> TASK GOAL:
What you return should be every record, retyped without a single change.

> PROVIDED DATA:
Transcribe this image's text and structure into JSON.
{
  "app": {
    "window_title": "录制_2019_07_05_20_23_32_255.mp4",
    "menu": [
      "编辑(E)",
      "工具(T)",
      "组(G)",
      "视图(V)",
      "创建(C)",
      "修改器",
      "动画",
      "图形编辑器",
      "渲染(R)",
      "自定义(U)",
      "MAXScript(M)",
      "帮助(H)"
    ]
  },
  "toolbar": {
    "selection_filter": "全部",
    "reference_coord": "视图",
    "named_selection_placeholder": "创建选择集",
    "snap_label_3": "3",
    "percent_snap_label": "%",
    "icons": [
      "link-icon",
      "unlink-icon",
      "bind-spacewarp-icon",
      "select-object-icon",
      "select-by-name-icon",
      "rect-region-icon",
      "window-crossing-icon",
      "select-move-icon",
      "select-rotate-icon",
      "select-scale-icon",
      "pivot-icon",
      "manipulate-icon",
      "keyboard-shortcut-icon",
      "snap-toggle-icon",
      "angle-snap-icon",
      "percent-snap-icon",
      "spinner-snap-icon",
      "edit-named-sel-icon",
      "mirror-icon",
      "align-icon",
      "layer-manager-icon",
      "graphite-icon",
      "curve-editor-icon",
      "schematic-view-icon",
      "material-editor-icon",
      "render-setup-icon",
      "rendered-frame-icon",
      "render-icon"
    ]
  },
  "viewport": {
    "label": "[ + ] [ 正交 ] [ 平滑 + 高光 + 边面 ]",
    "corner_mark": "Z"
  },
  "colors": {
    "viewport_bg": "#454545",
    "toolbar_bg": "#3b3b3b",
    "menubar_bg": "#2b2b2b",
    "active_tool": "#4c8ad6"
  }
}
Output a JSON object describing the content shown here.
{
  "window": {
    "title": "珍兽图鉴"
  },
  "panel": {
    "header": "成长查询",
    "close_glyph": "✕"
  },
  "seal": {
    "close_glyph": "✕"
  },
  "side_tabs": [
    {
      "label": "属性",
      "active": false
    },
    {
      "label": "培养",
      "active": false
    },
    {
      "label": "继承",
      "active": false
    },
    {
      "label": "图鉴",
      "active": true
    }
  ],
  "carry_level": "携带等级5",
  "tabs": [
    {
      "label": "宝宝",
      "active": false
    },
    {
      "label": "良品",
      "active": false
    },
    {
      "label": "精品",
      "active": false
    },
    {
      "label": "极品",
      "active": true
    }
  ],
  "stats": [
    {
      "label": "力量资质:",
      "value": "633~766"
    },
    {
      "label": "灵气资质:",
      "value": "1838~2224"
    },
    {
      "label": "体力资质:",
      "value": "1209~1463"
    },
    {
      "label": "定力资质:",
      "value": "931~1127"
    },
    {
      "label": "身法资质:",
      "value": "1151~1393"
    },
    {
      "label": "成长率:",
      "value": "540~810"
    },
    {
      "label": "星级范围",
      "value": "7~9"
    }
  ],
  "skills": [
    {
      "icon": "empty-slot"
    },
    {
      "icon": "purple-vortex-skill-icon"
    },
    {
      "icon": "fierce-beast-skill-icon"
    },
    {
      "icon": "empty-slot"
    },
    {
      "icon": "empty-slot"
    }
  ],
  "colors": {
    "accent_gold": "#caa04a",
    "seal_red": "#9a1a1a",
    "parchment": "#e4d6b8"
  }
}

> OUTPUT OF THE EXERCISE:
Transcribe this image's text and structure into JSON.
{
  "app": {
    "window_title": "录制_2019_07_05_20_23_32_255.mp4",
    "menu": [
      "编辑(E)",
      "工具(T)",
      "组(G)",
      "视图(V)",
      "创建(C)",
      "修改器",
      "动画",
      "图形编辑器",
      "渲染(R)",
      "自定义(U)",
      "MAXScript(M)",
      "帮助(H)"
    ]
  },
  "toolbar": {
    "selection_filter": "全部",
    "reference_coord": "视图",
    "named_selection_placeholder": "创建选择集",
    "snap_label_3": "3",
    "percent_snap_label": "%",
    "icons": [
      "link-icon",
      "unlink-icon",
      "bind-spacewarp-icon",
      "select-object-icon",
      "select-by-name-icon",
      "rect-region-icon",
      "window-crossing-icon",
      "select-move-icon",
      "select-rotate-icon",
      "select-scale-icon",
      "pivot-icon",
      "manipulate-icon",
      "keyboard-shortcut-icon",
      "snap-toggle-icon",
      "angle-snap-icon",
      "percent-snap-icon",
      "spinner-snap-icon",
      "edit-named-sel-icon",
      "mirror-icon",
      "align-icon",
      "layer-manager-icon",
      "graphite-icon",
      "curve-editor-icon",
      "schematic-view-icon",
      "material-editor-icon",
      "render-setup-icon",
      "rendered-frame-icon",
      "render-icon"
    ]
  },
  "viewport": {
    "label": "[ + ] [ 正交 ] [ 平滑 + 高光 + 边面 ]",
    "corner_mark": "Z"
  },
  "colors": {
    "viewport_bg": "#454545",
    "toolbar_bg": "#3b3b3b",
    "menubar_bg": "#2b2b2b",
    "active_tool": "#4c8ad6"
  }
}
Output a JSON object describing the content shown here.
{
  "window": {
    "title": "珍兽图鉴"
  },
  "panel": {
    "header": "成长查询",
    "close_glyph": "✕"
  },
  "seal": {
    "close_glyph": "✕"
  },
  "side_tabs": [
    {
      "label": "属性",
      "active": false
    },
    {
      "label": "培养",
      "active": false
    },
    {
      "label": "继承",
      "active": false
    },
    {
      "label": "图鉴",
      "active": true
    }
  ],
  "carry_level": "携带等级5",
  "tabs": [
    {
      "label": "宝宝",
      "active": false
    },
    {
      "label": "良品",
      "active": false
    },
    {
      "label": "精品",
      "active": false
    },
    {
      "label": "极品",
      "active": true
    }
  ],
  "stats": [
    {
      "label": "力量资质:",
      "value": "633~766"
    },
    {
      "label": "灵气资质:",
      "value": "1838~2224"
    },
    {
      "label": "体力资质:",
      "value": "1209~1463"
    },
    {
      "label": "定力资质:",
      "value": "931~1127"
    },
    {
      "label": "身法资质:",
      "value": "1151~1393"
    },
    {
      "label": "成长率:",
      "value": "540~810"
    },
    {
      "label": "星级范围",
      "value": "7~9"
    }
  ],
  "skills": [
    {
      "icon": "empty-slot"
    },
    {
      "icon": "purple-vortex-skill-icon"
    },
    {
      "icon": "fierce-beast-skill-icon"
    },
    {
      "icon": "empty-slot"
    },
    {
      "icon": "empty-slot"
    }
  ],
  "colors": {
    "accent_gold": "#caa04a",
    "seal_red": "#9a1a1a",
    "parchment": "#e4d6b8"
  }
}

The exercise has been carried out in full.